    In romantic relationships, men may struggle to communicate openly and authentically with their partners, fearing that vulnerability or emotional expression will undermine their masculinity. This can create barriers to intimacy and connection, eroding the foundation of trust and mutual respect that is essential for healthy relationships.

    Similarly, in friendships and social circles, men may face challenges in forming deep, meaningful connections with other men due to societal expectations of emotional stoicism and self-reliance. The fear of being perceived as weak or vulnerable may prevent men from sharing their thoughts, feelings, and experiences with their friends, leading to surface-level interactions and a lack of emotional support.

    Strategies for Resilience and Empowerment:

    Despite the challenges posed by societal expectations of masculinity, many men are finding ways to resist, challenge, and redefine traditional gender norms in pursuit of greater authenticity and fulfillment. Some strategies for resilience and empowerment include:

    • Embracing Vulnerability: Embracing vulnerability and authenticity is a powerful antidote to the pressures of traditional masculinity. By acknowledging and expressing their emotions openly and honestly, men can cultivate deeper connections with themselves and others, fostering greater intimacy and authenticity in their relationships.
    • Seeking Support: Seeking support from friends, family members, or mental health professionals is essential for maintaining mental health and well-being. Men should feel empowered to reach out for help when needed, recognizing that vulnerability is a strength, not a weakness.
    • Challenging Gender Norms: Challenging gender norms and stereotypes is key to creating a more inclusive and equitable society for all genders. Men can play a crucial role in challenging traditional notions of masculinity and advocating for greater acceptance and respect for diverse expressions of gender identity and masculinity.
    • Cultivating Self-Compassion: Cultivating self-compassion and self-care is essential for maintaining mental and emotional well-being in the face of societal pressures. Men should prioritize activities and practices that nourish their mind, body, and spirit, whether it’s meditation, exercise, creative expression, or spending time with loved ones.

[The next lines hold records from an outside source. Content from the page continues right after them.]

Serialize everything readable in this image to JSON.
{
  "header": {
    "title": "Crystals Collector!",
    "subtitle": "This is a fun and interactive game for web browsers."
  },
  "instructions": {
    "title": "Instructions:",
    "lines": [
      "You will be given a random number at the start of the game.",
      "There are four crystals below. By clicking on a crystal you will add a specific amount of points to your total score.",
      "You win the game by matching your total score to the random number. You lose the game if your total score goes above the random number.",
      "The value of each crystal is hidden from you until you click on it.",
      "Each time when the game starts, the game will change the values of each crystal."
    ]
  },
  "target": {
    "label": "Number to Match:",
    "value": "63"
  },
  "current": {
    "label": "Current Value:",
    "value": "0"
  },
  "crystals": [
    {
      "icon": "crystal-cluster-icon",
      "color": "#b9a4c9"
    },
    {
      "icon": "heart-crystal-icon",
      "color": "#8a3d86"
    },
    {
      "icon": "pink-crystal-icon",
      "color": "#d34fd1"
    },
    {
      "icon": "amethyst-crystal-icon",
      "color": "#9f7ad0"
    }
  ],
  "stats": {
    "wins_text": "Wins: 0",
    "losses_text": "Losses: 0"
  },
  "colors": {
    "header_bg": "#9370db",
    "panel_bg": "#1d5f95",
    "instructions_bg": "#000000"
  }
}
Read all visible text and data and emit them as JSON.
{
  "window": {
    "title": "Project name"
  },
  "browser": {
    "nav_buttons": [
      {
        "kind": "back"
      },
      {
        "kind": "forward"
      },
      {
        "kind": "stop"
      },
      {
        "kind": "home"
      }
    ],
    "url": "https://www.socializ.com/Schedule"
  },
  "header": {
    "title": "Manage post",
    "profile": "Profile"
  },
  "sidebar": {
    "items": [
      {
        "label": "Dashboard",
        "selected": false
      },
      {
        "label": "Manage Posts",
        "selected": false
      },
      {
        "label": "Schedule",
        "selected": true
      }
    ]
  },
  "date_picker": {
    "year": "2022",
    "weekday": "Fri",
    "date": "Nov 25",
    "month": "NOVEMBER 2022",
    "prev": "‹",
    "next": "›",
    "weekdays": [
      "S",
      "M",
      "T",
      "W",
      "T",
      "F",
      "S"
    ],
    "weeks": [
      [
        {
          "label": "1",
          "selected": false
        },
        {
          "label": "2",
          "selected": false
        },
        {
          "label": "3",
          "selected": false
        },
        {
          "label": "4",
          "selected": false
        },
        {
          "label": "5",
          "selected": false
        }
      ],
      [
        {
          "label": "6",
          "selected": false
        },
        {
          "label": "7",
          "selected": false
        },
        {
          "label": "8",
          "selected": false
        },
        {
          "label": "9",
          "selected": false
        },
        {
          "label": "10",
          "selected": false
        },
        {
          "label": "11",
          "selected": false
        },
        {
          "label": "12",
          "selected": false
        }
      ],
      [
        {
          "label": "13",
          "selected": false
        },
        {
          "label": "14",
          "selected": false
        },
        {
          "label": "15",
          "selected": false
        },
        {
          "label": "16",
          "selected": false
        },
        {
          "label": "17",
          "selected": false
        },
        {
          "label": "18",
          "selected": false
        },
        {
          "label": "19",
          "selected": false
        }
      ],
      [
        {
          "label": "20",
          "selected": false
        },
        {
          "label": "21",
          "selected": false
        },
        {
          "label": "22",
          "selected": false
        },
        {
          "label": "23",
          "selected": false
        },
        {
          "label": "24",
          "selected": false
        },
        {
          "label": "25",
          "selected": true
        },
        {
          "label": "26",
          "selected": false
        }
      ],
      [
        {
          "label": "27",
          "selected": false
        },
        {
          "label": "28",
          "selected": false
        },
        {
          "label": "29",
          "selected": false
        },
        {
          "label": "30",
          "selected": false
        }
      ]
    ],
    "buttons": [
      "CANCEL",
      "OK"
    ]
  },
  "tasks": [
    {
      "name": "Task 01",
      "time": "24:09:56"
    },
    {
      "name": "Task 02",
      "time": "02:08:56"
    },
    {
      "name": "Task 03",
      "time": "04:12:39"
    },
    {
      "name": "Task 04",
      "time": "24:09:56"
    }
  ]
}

    Societal expectations of masculinity shape the experiences, identities, and relationships of men in profound ways, often exerting a powerful influence on their mental health, well-being, and sense of self. By acknowledging and challenging these expectations, men can cultivate greater authenticity, resilience, and empowerment in their lives, fostering healthier relationships, communities, and societies for future generations.


    Wong, Y. J., Ho, M. H. R., Wang, S. Y., & Miller, I. S. K. (2017). “Meta-analyses of the relationship between conformity to masculine norms and mental health-related outcomes.” Journal of Counseling Psychology, 64(1), 80–93.doi: 10.1037/cou0000176.